- A fund should liaise with its fund service providers (IM, fund administrator, depositary, etc.) without delay, to ensure that their BCP arrangements are in order, working as appropriate (e.g. conference line capacity is sufficient), and updated frequently, with any outages, capacity constraints, or other issues which affect the fund brought to its attention immediately; and
- A fund, or its management company (where relevant), should be aware of emergency contact details of all key delegates and other service providers in the event that BCP arrangements are not sufficient and the fund’s affairs need to be attended to in extremis.
- UCITS are permitted, where provided for by their own constitutions, to suspend dealing for a period, but required to notify the CBI when doing so (see Regulation 104(2)(c) of the 2011 UCITS Regulations), and provide updates where the suspension lasts for 21 days or longer (Regulation 33 of the 2019 UCITS Regulations). AIFs are also permitted to suspend dealing where provided for in their constitutional arrangements. Prior to initiating any such action, the fund or its management company (where relevant) should ensure that requirements detailed in constitutional documents are met; and
- A fund may have issues in obtaining original documentation from subscribers and redeemers and may wish to consider revising its standards where they do not provide for verified/verifiable electronic copies, call-back options to verify identity, etc., in liaison with key delegates.
- Compliance with investment restrictions may be impacted by (temporary) closure of trading venues and/or decline in liquidity of investments held, irrespective of the fund's (or its delegate’s) own actions;
- Recent ESMA and related announcements with respect to short-selling - and reporting obligations with respect to certain positions - should be taken into account by funds or their management companies where appropriate;
- Fund liquidity management and investment policies may need to be revisited to deal with a changed dealing profile (to meet investor demand), investment profile, etc.; and
- Time taken to complete trades and settle the same (as well as steps involved) may be at variance with standard practices – e.g. as counterparties, official registries, etc., change their practices, potentially for more than a matter of days.
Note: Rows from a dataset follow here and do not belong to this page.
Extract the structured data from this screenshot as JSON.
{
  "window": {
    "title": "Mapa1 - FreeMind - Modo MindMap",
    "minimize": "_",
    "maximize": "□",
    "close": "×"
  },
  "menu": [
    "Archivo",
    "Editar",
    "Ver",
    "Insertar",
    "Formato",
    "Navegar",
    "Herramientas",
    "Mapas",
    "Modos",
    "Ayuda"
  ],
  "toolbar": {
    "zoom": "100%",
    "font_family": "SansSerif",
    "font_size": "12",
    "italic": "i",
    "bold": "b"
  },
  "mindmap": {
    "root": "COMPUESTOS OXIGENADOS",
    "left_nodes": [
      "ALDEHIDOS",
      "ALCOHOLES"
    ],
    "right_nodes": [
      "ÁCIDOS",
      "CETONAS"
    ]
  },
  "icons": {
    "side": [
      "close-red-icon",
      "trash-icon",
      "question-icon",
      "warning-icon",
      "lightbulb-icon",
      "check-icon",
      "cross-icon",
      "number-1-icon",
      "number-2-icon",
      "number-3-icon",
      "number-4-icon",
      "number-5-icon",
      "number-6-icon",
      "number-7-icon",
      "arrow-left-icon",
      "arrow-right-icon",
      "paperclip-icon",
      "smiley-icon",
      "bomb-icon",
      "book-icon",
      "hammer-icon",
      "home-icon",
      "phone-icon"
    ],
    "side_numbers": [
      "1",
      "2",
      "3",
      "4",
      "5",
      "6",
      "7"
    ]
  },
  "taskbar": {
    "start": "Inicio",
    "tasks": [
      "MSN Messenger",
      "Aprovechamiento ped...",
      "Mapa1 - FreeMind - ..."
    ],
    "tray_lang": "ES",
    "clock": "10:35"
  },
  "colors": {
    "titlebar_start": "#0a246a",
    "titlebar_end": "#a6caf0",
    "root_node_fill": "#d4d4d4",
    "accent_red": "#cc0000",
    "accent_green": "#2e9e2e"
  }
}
Funds should ensure that all relevant operational risks are considered and mitigating steps taken as appropriate.
Other issues which are likely to arise in the short-term include contractual obligations not being fulfilled on grounds of force majeure or frustration, the need to consider the availability of key personnel, etc.; as well as difficulties operating a fund in a period of unprecedented financial turbulence and working environments impacted by a civil emergency.
For further information and advice dealing with any of the issues above associated with the impact of COVID-19, please contact Joe Gavin or Damien McShane from the ByrneWallace Financial Services Team, or any member of the ByrneWallace COVID-19 task force.